Thanks to the watchful eye of ordinary citizens who bore witness to the “crime scene”, a number of cases have been acquitted.
One such case is that of 17-year-old student protester Ho Pak-Hei. On April 2, he was acquitted of assaulting a police officer in Mong Kok in November because a retired couple appeared in court and presented a video that showed the student did not touch any police officer.
W.B. Yeung, from an organization called the Progressive Lawyers Group, recounted Ho's story for non-profit online media the Stand News, and Jason Li turned the post into a comic (republished here with his permission):
The protests, dubbed the Umbrella Revolution or Umbrella Movement by the media, sought to pressure the Beijing government to allow Hong Kong citizens the right to nominate candidates for the city's top leader, called the chief executive. Hong Kong, a special administrative region of mainland China, will vote for the chief executive for the first time in its history in 2017.
Though Secretary for Justice Rimsky Yuen stressed that decisions to prosecute were free from political considerations and would be made in accordance with the penal code and the evidence available, several cases have indicated otherwise. Below are a few examples thus far:
- On March 20, the police decided to drop the charge against a netizen who was accused of “dishonest use of computer” during Occupy Central as they could not provide enough evidence.
- On March 28, a journalist was acquitted of assaulting police officers as the police officers’ testimonies contradicted each other.
- On April 10, the Kung Tong Magistrates’ Court asked the police to find the “victim” of an alleged assault committed by an assistant producer of a Hong Kong radio and television news program at the Mong Kok sit-in site in October. The prosecution was built upon police testimonies without the presence of any victim of the assault .
- On April 10, a TV cameraman who was arrested and accused of assaulting police while reporting in Mong Kok in November submitted an application to the court, asking to be allowed to file his own criminal charges against police （”private criminal prosecution“） because they refused to investigate and prosecute four officers who allegedly attacked him during his arrest. Several pieces visual evidence circulated online indicating that the he was suddenly grabbed and pushed to the ground by a number of police officers while he was reporting.
- On April 21, the Secretary of Justice decided to drop the charge against a construction worker who allegedly attacked a police chief at Mong Kok because a new piece of video evidence showed that the police chief was not even present in the spot where the supposed assault took place.
As W.B Yeung concluded in his article “The Courage of Ordinary People, and Its Opposite” about Ho Pak-Hei's acquittal:
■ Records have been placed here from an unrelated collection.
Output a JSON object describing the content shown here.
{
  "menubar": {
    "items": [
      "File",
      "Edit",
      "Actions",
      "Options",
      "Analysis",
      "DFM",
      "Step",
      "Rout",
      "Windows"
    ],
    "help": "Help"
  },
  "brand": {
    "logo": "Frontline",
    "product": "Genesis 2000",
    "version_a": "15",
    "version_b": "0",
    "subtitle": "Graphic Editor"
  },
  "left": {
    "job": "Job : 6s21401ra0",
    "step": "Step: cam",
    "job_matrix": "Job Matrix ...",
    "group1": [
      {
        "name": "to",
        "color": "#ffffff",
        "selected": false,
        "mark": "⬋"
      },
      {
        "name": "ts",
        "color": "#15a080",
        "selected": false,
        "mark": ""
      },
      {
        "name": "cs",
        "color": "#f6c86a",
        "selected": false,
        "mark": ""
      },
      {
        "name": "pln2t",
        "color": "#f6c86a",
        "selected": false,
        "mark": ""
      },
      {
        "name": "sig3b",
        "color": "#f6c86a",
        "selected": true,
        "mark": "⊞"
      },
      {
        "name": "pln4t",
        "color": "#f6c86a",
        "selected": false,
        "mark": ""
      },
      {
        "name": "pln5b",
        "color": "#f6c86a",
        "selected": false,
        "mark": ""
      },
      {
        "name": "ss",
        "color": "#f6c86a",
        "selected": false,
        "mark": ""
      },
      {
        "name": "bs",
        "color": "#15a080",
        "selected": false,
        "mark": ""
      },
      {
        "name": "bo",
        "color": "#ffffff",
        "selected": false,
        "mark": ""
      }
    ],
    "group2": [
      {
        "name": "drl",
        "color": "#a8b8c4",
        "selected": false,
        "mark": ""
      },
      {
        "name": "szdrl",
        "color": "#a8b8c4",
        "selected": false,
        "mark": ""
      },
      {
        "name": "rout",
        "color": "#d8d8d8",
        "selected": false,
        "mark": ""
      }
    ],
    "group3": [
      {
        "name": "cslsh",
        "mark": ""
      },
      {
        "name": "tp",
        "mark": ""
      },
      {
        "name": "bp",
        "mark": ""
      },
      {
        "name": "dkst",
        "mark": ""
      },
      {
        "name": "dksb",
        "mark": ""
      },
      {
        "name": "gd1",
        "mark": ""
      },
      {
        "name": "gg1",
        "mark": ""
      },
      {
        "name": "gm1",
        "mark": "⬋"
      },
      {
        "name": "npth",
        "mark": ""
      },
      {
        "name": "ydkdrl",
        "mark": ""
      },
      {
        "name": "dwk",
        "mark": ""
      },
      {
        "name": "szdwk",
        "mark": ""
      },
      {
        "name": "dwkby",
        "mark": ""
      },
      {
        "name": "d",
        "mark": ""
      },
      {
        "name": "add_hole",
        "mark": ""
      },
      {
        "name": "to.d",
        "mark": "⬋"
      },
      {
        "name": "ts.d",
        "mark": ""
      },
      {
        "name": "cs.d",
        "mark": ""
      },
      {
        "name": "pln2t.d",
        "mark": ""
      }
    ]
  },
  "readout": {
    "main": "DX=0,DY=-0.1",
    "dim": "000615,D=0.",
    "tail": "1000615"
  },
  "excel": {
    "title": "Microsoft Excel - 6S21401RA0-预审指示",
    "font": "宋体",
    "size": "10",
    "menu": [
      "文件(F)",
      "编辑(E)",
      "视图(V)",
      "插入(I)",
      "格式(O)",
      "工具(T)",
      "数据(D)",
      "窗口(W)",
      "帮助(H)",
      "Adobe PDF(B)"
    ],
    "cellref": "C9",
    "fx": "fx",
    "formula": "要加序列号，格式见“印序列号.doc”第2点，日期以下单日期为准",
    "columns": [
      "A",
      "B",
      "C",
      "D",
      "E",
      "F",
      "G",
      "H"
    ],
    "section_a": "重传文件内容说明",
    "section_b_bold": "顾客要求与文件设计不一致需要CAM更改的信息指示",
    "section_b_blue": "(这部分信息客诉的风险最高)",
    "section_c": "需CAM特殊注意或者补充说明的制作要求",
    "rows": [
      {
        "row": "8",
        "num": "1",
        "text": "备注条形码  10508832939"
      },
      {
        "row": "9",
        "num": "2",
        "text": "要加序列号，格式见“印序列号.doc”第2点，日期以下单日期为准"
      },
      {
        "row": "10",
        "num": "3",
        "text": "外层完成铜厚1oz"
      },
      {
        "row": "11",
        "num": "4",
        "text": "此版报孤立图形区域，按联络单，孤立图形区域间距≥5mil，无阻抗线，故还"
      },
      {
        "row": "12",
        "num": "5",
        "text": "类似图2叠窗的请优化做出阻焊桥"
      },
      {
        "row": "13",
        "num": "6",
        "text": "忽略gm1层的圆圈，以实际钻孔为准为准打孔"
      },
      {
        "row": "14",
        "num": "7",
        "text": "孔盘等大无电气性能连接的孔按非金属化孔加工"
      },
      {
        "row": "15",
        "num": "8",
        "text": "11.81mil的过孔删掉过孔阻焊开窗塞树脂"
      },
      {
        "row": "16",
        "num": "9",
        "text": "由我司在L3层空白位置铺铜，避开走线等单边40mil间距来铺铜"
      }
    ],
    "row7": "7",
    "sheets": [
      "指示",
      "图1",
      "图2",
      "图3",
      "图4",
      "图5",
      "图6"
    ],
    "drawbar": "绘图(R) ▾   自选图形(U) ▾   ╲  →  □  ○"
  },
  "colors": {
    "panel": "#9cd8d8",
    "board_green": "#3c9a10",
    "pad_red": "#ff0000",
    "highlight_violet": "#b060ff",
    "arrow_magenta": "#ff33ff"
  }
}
Ho’s acquittal and the acts of the elderly couple gave us an opportunity to celebrate the courage of ordinary people. One day, we also hope to celebrate the courage of those in positions of power to admit their mistakes.